It was a brisk evening in April of 1960 in McAllen, Texas – one evening before Easter. Irene Garza made the brief drive from her home to her local church, Sacred Heart Catholic Church, where she planned on confessing her sins to father John Feit (then 27 years old), the priest who helped to keep the Catholic residents of McAllen on the straight path.
Irene made it for confession, but she was never seen alive again.
The next time Garza would be seen was five days later, when her body was found lifeless, face down in a canal.
Medical examiners ruled her cause of death as blunt force trauma and asphyxiation.
For decades locals theorized that father Feit had – at the very least – known more of the 25-year-old former Miss South Texas turned second-grade school teacher’s disappearance. Feit, most recognized was the last man to see her alive. But Feit went silent, and in a profoundly questionable move on the church’s part, he was transferred to a monastery in Missouri, some 700 miles away.
Even more disturbing is the fact that just weeks prior to Garza’s murder, Feig was identified in a police lineup by a woman who claimed he’d attacked and attempted to bind, or kidnap her. Ultimately, Feit pleaded no contest to the charge and walked away from that with a proverbial slap on the hand – a $500 fine… but his dark urges would not be suppressed for long.

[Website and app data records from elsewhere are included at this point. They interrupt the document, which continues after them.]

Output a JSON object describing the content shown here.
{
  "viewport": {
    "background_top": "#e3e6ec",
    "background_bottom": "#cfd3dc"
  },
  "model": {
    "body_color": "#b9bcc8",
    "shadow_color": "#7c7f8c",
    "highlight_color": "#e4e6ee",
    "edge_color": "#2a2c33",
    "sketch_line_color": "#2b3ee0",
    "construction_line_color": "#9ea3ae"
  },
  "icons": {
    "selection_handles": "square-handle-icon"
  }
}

While we’ll never know precisely what happened on the night of April 16, 1960, the eve of Easter. It’s likely that Garza made her confessions to father Feit, and, before she could make it to her car, was stopped and forced to join Feit on a terrifying journey that would culminate in a senseless act of brutality.
What we do now actually know however, is that a cold-case unit eventually reopened the case. That, however would initially seem futile, as the local district attorney, decided against bringing the case to trial. She was caught on record saying, “Can it be solved? Well, I guess if you believe that pigs can fly, anything is possible.”
Garza’s family, along with members of the media pounced on the DA’s thoughtless dismissal, and eventually managed to re-open the case and bring it before the grand jury. In yet another questionable move, none of the crucial case players — Feit, O’Brien, nor Tacheny — were subpoenaed. The grand jury chose not to indict.
The family pressed on, and eventually a new DA — Ricardo Rodriguez would once more go to bat for the family. And this time they won. The battle would continue under the thumb of the law, which means there’s hope – late as it may be – that Garza’a killer will pay for his crimes.
In March of 2016 Feit pleaded not guilty to murdering the ex-beauty queen in 1960. His trial is expected to finally get under way early this year.